Did you know that it's Commute Smart Week? Me neither until today. I also didn't know that apparently us women are seeing an increase in commuting times. On average in London men spend 77.2 minutes on a daily commute to and from work, which is a slight reduction from 2006. In the same time frame, women have seen average commuting times rise from 69.8 minutes a day to 72.8 minutes.
The TUC who collated the survey put this down to the recession with an increase of men in part time job: "Recent trends suggest there is a link between long commute times and longer hours in the office, with the growing number of men in part-time work having shorter journeys to work. This trend is concerning if it means part-time workers and those needing to balance work with caring responsibilities are being excluded from certain types of jobs."
I certainly agree on the points about long commute times and longer hours in the office. I was in the office until quite late last night and strangely enough on the Tube coming home, there were a whole row of women sitting opposite me, looking like they were also coming back from work and playing out the long commute research to the letter.

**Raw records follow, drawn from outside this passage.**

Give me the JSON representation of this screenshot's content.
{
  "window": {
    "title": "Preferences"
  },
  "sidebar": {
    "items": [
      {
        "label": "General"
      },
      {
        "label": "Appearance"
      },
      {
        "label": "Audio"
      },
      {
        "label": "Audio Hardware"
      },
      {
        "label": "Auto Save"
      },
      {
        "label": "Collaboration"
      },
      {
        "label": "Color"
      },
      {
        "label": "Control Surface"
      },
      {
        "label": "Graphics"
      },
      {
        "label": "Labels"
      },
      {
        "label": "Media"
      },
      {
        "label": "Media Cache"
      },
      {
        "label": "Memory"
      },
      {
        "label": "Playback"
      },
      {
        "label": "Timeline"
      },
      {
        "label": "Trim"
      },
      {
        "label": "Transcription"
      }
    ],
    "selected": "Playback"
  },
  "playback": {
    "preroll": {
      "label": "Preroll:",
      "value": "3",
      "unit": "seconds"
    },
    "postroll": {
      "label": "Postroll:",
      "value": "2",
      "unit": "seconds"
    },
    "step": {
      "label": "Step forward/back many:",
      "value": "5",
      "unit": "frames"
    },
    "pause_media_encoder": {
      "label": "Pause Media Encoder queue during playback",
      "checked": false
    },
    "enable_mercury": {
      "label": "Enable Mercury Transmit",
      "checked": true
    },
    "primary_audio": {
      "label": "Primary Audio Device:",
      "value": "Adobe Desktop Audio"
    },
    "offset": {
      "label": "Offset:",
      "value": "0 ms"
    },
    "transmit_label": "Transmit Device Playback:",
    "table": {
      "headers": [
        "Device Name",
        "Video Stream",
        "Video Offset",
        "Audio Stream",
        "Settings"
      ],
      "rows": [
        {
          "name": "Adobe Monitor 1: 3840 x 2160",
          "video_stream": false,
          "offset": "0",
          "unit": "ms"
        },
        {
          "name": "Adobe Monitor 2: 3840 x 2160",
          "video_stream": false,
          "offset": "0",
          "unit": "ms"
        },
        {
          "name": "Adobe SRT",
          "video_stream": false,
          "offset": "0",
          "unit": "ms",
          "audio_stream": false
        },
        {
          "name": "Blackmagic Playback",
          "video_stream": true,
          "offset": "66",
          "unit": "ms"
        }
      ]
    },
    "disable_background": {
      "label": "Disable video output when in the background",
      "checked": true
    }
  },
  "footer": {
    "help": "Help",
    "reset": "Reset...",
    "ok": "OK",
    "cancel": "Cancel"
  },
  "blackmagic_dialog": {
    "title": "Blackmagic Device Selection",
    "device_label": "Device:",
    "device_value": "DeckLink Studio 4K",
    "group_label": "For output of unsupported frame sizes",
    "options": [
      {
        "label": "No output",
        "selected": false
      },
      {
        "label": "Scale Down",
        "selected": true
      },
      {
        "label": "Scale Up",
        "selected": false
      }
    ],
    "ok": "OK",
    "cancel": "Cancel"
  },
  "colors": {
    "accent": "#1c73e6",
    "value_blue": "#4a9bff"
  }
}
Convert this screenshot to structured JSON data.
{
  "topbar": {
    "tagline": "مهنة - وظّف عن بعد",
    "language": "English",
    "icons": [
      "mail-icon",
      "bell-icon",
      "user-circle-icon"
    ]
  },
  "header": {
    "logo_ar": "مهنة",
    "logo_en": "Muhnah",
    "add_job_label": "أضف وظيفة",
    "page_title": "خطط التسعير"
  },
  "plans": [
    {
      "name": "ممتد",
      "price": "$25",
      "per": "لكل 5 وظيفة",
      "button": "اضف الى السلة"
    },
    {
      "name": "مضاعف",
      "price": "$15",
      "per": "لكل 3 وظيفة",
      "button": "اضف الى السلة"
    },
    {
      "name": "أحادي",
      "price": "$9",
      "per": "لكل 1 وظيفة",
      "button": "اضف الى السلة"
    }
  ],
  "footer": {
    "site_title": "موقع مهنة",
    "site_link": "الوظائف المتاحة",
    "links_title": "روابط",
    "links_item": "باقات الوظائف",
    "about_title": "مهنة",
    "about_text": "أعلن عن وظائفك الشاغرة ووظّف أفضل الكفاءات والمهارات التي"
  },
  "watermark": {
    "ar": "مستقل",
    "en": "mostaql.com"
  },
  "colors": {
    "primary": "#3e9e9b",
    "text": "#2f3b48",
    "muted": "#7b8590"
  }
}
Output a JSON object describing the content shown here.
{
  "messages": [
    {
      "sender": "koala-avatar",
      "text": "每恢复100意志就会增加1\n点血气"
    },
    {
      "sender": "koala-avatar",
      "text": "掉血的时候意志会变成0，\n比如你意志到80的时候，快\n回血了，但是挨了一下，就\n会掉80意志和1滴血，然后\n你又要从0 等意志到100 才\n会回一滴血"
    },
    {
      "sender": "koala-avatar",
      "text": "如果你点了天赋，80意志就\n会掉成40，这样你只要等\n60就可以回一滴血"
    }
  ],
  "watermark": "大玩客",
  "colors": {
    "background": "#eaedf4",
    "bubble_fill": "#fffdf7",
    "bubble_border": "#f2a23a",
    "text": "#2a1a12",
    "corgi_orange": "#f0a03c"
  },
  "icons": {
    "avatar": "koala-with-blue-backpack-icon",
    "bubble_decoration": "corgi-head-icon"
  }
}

Even though London commuting times have fallen, we still have the highest commuting times in the country. The national average is 52.8 minutes, whereas the average London commute is 75 minutes. The Welsh have the shortest average commuting time of 41.4 minutes.
“The average commuter spends the equivalent of more than five weeks a year just to get to work and back. With rising transport costs far outstripping pay rises, reducing the number of peak-time commutes would save both time and money for hard-pressed workers." said TUC secretary Brendan Barber.
I actually thought my commute was particularly long, but it appears that
I'm average at 75 minutes. Not that it makes me feel a lot better, but
it does explain why so many people do look really knackered on the
London Underground and that falling asleep too and from work is a common
occurance (if you're lucky enough to get a seat). I certainly think that the daily grind of a long commute means there's a case for employers to be more flexible on where and when people work.
Work Wise UK Chief Executive Phil Flaxton said "Commute Smart week provides a real opportunity to revise tired working practises, how and where people work and set about adopting flexible approaches to people management as a key component of effective change."
How does your commuting time compare with the averages given above?